Kamal Miller

AL RAYYAN, Qatar – The stakes for Canada are lower than most nations entering their third and final group-stage match.

You’d never guess by the team’s demeanor about 24 hours before kickoff against Morocco at the 2022 FIFA World Cup on Thursday (10 am ET | FOX, Telemundo in US; TSN in Canada).

“It’s a real opportunity for our players and for our country to keep stepping forward,” said Canada head coach John Herdman in his pre-match press conference. “We'll stay committed to our identity and we'll go into this match with an opportunity to make some more history.”

The first Canadian goal at a men’s World Cup, fittingly scored by their biggest star Alphonso Davies, sent shockwaves across the country. Friends and family sent endless texts to the players, giving them a small dose of what Canada felt in those opening minutes of the game.

Even following the 4-1 loss Sunday to Croatia, the team regrouped on Tuesday to watch Davies’ goal together, to remind each other why they pushed so hard to qualify for this World Cup. They’d snapped a 36-year drought by topping Concacaf, after all.

“They got to see what we really came here for, which was to give Canada that moment and to be proud of moments like that because there’s more to come,” Herdman explained.

“We talked about being the first to do a lot of things in this tournament and that was a big one,” said veteran defender Steven Vitoria. “To see how everybody's flooded with that genuine happiness, knowing what it meant to our group, to our country, it's special.”

First win?

Now it’s time for another historic moment: the first result and, if they dare, the first win.

It will be a tricky test, though. Morocco have a chance to achieve their own history. The North Africans haven’t qualified for the knockout stage at a World Cup since 1986, and with four points from two games, there’s a glorious opportunity to end that drought in Group F’s finale. They’re currently second, and a draw may send them through to the Round of 16.

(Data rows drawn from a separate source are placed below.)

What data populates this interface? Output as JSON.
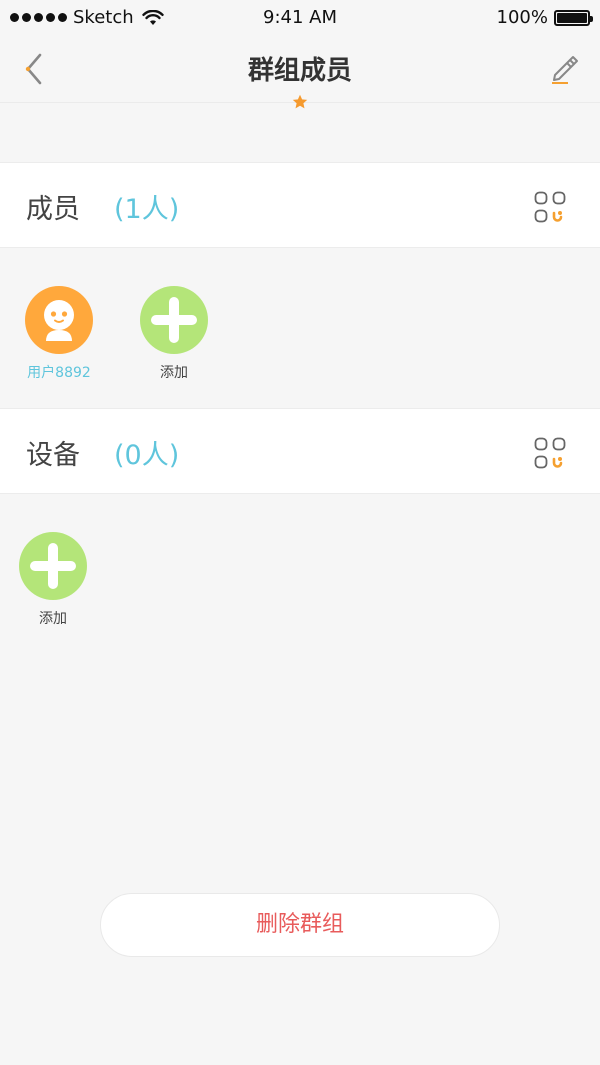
{
  "status_bar": {
    "carrier": "Sketch",
    "time": "9:41 AM",
    "battery": "100%"
  },
  "nav": {
    "title": "群组成员"
  },
  "members_section": {
    "title": "成员",
    "count": "(1人)",
    "items": [
      {
        "label": "用户8892"
      },
      {
        "label": "添加"
      }
    ]
  },
  "devices_section": {
    "title": "设备",
    "count": "(0人)",
    "items": [
      {
        "label": "添加"
      }
    ]
  },
  "delete_button": {
    "label": "删除群组"
  },
  "colors": {
    "accent_blue": "#5fc5dc",
    "avatar_orange": "#ffa83c",
    "add_green": "#b4e579",
    "danger_red": "#e85b5b",
    "star_orange": "#f59a2e"
  },
  "icons": [
    "signal-icon",
    "wifi-icon",
    "battery-icon",
    "back-chevron-icon",
    "star-icon",
    "edit-pencil-icon",
    "grid-menu-icon",
    "user-avatar-icon",
    "plus-icon"
  ]
}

“With every respect that I have for Canada, we are here to win,” said Morocco head coach Walid Regragui via an interpreter. “We're concentrating on the game and we don't really care what the Canadian or other players are doing.”

Canada likely deserved more points than they’ve earned thus far, especially in the opening 1-0 defeat to Belgium. They’ve finished both games empty-handed, yet never deviated from their philosophy.

That approach has won over many Canadians, casual and diehard alike. At Mexico 1986, the defensive-minded tactics were done out of necessity after months of preparation. Now, Canada are playing on the front foot without any fear. It’s a new era, a new identity.

“It could have been very easy to park the bus in front of our net to wait and see what was gonna happen,” said Vitoria. “We went after what we wanted [against Belgium and Croatia] and if you asked me three years ago if I'd had this opportunity to be here, I would have signed anywhere.”

Herdman to stay?

The optimism before and after the opener versus Belgium was contagious. Losing to Croatia and being ruled out of the Round of 16 clearly stung, especially after that promising start in Qatar.

But that’s all part of the development of Canadian soccer. Qualifying for a men’s World Cup for the first time in 36 years has been achieved. Canada competed against some of the best nations.

The goal now is to heed these lessons and build on them for the expanded 2026 World Cup at home, where Herdman plans to still coach the team in three-and-a-half years. The Englishman joined in January 2018 after leading the Canadian women's team.

“Absolutely,” Herdman answered when asked if he’d still be the coach in 2026. “I've been pioneering for a long period of time and you will not find anyone as passionate as I am about this program, or about these players or about the staff. You will not find anyone as passionate, who wants to take the country to that next level."

For now, the focus is on a crucial match against Morocco, where Canada can leave a lasting impression on the country and the tournament with a win. The players seem all systems go, aside from dynamic midfielder Stephen Eustaquio still being questionable (injury).

“We have an opportunity here to send our message to our people back in Canada and to those younger generations,” said Vitoria. “I know that this group has done a fantastic job in doing that.”